[INPUT RECORDS]

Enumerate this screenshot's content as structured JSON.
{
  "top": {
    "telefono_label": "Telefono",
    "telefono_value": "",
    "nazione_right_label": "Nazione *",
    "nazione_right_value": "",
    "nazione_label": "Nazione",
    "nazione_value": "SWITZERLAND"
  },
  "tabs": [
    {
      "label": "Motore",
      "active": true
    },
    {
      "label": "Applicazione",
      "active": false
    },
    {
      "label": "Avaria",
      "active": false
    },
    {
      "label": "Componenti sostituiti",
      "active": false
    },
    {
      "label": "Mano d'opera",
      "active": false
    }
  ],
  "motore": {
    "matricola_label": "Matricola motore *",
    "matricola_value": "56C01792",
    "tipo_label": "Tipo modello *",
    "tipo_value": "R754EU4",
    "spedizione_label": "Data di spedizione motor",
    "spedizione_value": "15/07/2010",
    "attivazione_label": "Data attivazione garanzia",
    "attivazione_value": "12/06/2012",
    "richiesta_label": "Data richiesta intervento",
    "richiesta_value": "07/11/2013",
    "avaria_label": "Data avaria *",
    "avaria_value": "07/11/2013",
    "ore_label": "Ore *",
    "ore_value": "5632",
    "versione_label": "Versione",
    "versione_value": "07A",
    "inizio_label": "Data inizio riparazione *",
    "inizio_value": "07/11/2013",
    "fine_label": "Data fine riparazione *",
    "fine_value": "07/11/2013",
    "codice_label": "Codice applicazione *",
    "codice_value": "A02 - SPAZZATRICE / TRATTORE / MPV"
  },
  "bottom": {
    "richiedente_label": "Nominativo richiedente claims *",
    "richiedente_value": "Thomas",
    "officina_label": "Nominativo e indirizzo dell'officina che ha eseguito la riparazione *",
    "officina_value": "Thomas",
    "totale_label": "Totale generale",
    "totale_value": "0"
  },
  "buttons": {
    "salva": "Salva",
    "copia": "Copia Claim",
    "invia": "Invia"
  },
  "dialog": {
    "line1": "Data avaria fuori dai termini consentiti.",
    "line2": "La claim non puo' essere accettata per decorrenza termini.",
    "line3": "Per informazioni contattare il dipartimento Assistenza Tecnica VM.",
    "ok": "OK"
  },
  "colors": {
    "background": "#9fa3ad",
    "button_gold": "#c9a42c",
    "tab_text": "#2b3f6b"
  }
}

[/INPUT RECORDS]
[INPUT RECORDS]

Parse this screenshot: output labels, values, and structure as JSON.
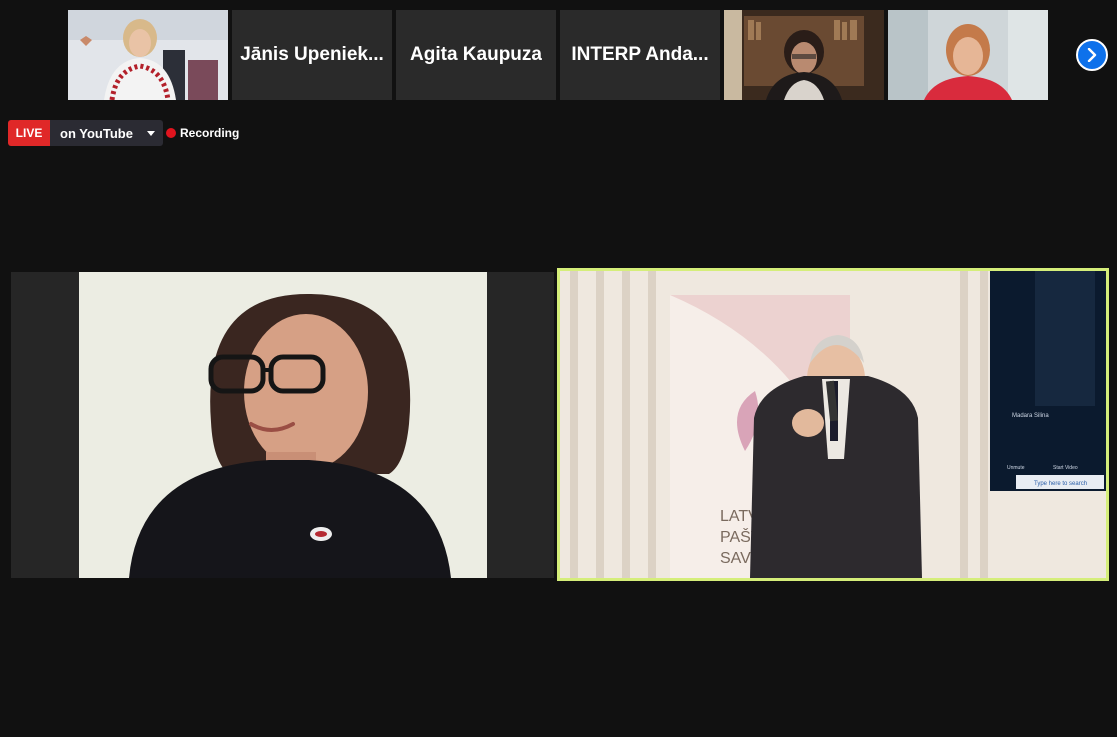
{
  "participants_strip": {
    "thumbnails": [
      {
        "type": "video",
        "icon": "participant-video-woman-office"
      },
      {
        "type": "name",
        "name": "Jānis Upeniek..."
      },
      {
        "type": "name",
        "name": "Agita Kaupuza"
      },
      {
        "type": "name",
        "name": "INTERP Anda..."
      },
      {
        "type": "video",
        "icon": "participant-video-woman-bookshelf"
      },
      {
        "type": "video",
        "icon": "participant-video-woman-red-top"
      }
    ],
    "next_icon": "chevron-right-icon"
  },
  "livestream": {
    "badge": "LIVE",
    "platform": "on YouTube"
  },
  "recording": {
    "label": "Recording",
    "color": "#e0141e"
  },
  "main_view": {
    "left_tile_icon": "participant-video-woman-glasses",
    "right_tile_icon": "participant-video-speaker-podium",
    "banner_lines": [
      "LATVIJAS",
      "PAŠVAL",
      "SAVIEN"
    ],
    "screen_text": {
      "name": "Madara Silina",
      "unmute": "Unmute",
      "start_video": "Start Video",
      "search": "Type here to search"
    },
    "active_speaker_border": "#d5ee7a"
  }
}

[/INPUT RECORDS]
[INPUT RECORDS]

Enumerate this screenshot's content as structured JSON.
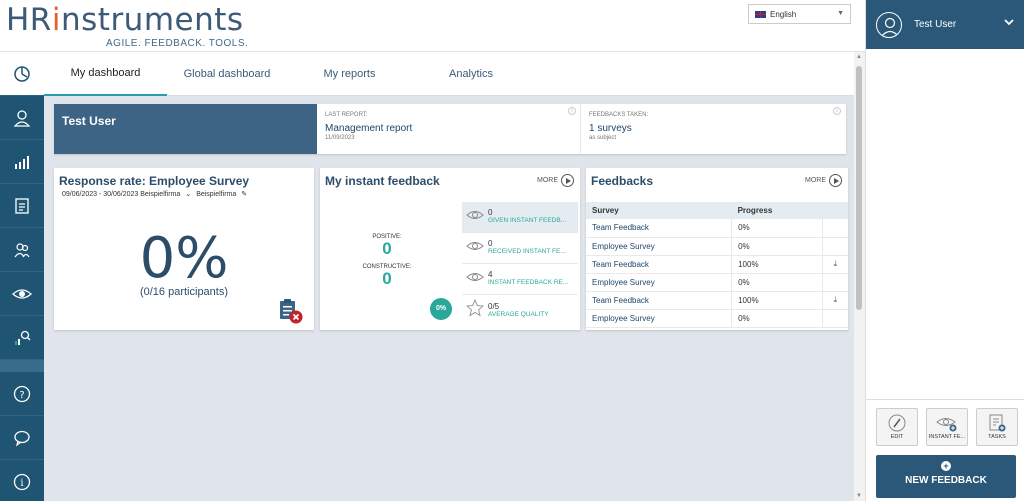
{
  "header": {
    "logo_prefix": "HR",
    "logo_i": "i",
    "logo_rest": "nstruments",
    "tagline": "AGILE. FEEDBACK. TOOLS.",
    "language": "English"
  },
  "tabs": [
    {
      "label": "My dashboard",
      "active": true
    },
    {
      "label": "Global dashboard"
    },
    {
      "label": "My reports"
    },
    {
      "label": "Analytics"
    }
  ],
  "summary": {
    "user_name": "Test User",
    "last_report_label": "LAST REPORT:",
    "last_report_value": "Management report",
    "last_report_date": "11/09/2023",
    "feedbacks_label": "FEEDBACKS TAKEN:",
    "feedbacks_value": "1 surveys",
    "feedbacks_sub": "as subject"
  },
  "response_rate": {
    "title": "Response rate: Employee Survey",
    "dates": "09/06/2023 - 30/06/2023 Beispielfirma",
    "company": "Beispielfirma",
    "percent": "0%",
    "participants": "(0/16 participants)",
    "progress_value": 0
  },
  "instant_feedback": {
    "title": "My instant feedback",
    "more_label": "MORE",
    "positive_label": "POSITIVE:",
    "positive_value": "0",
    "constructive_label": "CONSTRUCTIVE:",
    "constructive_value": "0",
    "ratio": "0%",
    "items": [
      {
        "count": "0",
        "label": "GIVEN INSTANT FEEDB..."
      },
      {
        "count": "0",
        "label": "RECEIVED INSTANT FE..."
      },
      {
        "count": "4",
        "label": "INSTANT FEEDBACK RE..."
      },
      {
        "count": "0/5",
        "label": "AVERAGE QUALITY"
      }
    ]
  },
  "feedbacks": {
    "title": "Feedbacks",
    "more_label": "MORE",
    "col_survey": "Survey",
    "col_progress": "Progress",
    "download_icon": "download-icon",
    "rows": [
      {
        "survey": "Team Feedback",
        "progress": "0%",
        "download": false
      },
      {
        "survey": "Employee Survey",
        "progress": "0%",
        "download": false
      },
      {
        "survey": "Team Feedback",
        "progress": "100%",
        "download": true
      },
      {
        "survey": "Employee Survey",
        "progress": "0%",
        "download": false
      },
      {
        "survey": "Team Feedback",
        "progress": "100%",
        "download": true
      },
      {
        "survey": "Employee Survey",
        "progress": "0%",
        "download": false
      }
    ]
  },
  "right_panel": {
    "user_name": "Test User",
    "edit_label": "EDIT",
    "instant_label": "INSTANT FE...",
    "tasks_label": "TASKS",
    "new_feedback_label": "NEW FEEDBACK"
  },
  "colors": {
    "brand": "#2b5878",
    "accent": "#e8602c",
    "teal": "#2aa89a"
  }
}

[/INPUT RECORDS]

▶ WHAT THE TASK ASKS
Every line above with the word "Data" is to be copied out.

▶ WRITTEN REPLY
    "spedizione_label": "Data di spedizione motor",
    "attivazione_label": "Data attivazione garanzia",
    "richiesta_label": "Data richiesta intervento",
    "avaria_label": "Data avaria *",
    "inizio_label": "Data inizio riparazione *",
    "fine_label": "Data fine riparazione *",
    "line1": "Data avaria fuori dai termini consentiti.",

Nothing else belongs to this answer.